LMDSCs organize transportation services for e-commerce companies and take advantage of higher volumes to mutualize more efficiently the transportation part. LMDCs do not manage their fleet but have contracts with local carriers. Carriers propose different types of vehicles (bicycles, motorcycles, cars, and vans) with different transportation costs per km. One day in advance, LMDSCs have to decide how many vehicles of each type will be needed to cover the transportation demand.
One of the main characteristics of the problem addressed is that the demand is not known a priori, due to the inherent uncertainty of this type of activity. However, the demand can be approximated. Additional constraints such as vehicle capacities, the maximum working time have to be taken into account. The FCP, we tackle, consists in determining the minimum cost vehicle fleet to cover the demand while satisfying such side-constraints. The total cost is computed as the sum of handling costs and traveling costs.
First, we developed a compact integer linear formulation for the FCP described above. We then derived an extended formulation from it by applying a Dantzig-Wolfe decomposition. In this model, each request has to be assigned to a vehicle while minimizing the total cost. The pricing problem per type of vehicle approximates the performed route. We developed a branch-and-price algorithm as well as a diving heuristic to solve this model.
The branch-and-price method includes several features such as:
1) preprocessing techniques to set some variables in the subproblem;
2) heuristics to solve the subproblem;
3) Specific rules to generate several columns for a given
type of vehicle at each iteration;
4) an adapted branching scheme.
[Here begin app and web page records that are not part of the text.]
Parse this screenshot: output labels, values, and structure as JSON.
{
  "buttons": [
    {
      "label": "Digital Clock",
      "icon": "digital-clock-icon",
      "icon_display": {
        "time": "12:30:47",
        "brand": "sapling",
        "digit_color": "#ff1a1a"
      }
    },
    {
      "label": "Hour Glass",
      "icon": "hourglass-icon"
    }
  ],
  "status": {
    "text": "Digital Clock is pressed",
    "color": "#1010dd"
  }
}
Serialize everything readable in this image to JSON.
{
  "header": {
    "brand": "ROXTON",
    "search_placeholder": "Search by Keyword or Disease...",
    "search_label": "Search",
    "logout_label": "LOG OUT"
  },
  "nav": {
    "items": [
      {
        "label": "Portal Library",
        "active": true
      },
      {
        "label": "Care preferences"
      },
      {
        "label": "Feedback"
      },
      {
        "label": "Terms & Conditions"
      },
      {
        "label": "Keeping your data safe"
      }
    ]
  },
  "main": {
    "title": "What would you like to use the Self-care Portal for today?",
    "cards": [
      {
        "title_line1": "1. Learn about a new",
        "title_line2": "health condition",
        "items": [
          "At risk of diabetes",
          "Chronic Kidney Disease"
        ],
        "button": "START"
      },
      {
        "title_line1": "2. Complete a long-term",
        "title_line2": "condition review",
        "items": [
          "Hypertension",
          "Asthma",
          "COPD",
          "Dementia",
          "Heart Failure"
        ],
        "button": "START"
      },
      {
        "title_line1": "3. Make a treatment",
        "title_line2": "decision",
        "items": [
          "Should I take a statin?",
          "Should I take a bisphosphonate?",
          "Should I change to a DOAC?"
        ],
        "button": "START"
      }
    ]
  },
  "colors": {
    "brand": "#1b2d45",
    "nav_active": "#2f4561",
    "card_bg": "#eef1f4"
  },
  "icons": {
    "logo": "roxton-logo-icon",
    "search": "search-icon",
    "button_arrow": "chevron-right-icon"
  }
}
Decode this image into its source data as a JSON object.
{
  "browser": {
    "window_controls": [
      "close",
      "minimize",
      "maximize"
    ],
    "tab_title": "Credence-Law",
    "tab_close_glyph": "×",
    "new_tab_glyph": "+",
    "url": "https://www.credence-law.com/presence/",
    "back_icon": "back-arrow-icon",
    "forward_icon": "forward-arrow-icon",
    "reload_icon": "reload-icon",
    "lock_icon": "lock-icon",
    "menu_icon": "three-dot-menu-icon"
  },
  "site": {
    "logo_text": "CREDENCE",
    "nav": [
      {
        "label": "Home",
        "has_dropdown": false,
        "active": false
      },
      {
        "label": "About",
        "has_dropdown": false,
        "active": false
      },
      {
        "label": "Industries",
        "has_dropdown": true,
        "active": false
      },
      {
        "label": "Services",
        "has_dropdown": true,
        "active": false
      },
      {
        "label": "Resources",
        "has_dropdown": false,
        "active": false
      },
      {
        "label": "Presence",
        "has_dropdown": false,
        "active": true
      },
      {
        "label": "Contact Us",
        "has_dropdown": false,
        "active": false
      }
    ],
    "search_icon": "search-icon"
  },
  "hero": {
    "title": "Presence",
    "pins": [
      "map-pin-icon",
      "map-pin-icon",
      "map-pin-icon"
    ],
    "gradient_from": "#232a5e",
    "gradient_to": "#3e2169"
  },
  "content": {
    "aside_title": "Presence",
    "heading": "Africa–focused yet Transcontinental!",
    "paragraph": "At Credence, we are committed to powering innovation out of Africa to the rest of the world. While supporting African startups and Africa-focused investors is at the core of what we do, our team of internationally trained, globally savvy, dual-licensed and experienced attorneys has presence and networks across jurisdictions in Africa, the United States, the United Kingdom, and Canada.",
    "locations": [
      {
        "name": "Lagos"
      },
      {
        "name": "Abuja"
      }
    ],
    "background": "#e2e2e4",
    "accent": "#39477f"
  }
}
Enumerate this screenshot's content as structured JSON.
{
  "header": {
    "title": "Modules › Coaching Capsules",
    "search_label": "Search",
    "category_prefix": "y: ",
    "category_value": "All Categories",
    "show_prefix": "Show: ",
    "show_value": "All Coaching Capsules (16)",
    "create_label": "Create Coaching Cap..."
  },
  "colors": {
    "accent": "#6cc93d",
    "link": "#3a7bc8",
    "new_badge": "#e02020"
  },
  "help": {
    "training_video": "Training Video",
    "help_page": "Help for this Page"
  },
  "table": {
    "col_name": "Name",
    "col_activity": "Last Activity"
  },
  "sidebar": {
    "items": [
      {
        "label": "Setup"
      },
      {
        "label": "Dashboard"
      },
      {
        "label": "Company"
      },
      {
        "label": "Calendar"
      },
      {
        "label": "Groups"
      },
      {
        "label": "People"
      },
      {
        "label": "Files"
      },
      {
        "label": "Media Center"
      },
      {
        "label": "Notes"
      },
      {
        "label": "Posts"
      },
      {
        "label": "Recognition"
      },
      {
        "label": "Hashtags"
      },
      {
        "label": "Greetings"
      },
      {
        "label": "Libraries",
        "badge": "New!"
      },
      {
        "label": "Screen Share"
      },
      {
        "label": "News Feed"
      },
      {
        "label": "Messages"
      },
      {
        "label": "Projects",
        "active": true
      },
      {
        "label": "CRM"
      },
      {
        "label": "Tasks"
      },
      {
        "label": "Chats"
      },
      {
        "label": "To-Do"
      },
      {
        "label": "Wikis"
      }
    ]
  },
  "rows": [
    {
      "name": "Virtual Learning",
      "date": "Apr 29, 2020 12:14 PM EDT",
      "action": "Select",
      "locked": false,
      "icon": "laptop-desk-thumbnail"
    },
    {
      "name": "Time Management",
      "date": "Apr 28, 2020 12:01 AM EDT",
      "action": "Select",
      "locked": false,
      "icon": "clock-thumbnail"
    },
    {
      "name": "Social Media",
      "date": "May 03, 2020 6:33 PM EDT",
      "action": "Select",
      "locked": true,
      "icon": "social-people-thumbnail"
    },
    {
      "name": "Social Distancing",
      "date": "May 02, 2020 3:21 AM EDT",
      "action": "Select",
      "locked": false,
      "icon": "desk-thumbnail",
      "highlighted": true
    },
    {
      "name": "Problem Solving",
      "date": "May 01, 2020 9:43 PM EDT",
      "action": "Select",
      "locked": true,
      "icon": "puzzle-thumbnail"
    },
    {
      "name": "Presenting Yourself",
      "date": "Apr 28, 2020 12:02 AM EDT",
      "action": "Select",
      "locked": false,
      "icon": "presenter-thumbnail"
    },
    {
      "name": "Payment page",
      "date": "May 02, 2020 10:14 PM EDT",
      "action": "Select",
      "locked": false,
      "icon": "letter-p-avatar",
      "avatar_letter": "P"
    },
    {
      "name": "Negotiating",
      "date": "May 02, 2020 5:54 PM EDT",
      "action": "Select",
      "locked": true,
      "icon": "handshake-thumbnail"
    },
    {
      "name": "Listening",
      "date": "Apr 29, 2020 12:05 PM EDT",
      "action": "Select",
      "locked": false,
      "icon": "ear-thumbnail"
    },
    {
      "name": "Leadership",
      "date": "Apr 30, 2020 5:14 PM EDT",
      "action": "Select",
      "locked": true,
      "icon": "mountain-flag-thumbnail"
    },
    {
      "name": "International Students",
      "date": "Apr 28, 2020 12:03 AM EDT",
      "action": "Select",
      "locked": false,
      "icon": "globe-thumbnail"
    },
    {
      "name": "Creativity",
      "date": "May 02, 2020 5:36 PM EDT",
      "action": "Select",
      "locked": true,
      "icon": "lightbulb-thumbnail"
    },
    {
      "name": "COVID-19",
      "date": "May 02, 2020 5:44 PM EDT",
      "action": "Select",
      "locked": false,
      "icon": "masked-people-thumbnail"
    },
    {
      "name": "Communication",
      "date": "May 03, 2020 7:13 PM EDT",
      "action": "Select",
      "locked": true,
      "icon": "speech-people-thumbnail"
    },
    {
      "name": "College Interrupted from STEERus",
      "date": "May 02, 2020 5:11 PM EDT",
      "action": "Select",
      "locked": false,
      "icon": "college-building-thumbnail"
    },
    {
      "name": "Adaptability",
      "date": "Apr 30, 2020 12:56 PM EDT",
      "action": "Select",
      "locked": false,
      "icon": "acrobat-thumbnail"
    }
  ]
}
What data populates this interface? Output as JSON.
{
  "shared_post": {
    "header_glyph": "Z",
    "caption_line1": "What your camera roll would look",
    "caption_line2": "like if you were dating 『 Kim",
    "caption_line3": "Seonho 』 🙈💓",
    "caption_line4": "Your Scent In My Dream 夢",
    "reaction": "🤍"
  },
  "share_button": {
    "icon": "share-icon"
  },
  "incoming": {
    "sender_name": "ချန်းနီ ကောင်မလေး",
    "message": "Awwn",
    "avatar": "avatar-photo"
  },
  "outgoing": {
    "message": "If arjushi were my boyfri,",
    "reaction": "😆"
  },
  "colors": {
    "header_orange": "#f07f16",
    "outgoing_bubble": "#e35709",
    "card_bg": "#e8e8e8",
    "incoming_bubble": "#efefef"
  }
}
To assess the efficiency of the proposed approaches, we solved real-life instances provided by our industrial partner. The diving heuristic performs quite well since the gaps range between 1.87% and 2.25% while the CPU times are between 342 and 603 seconds.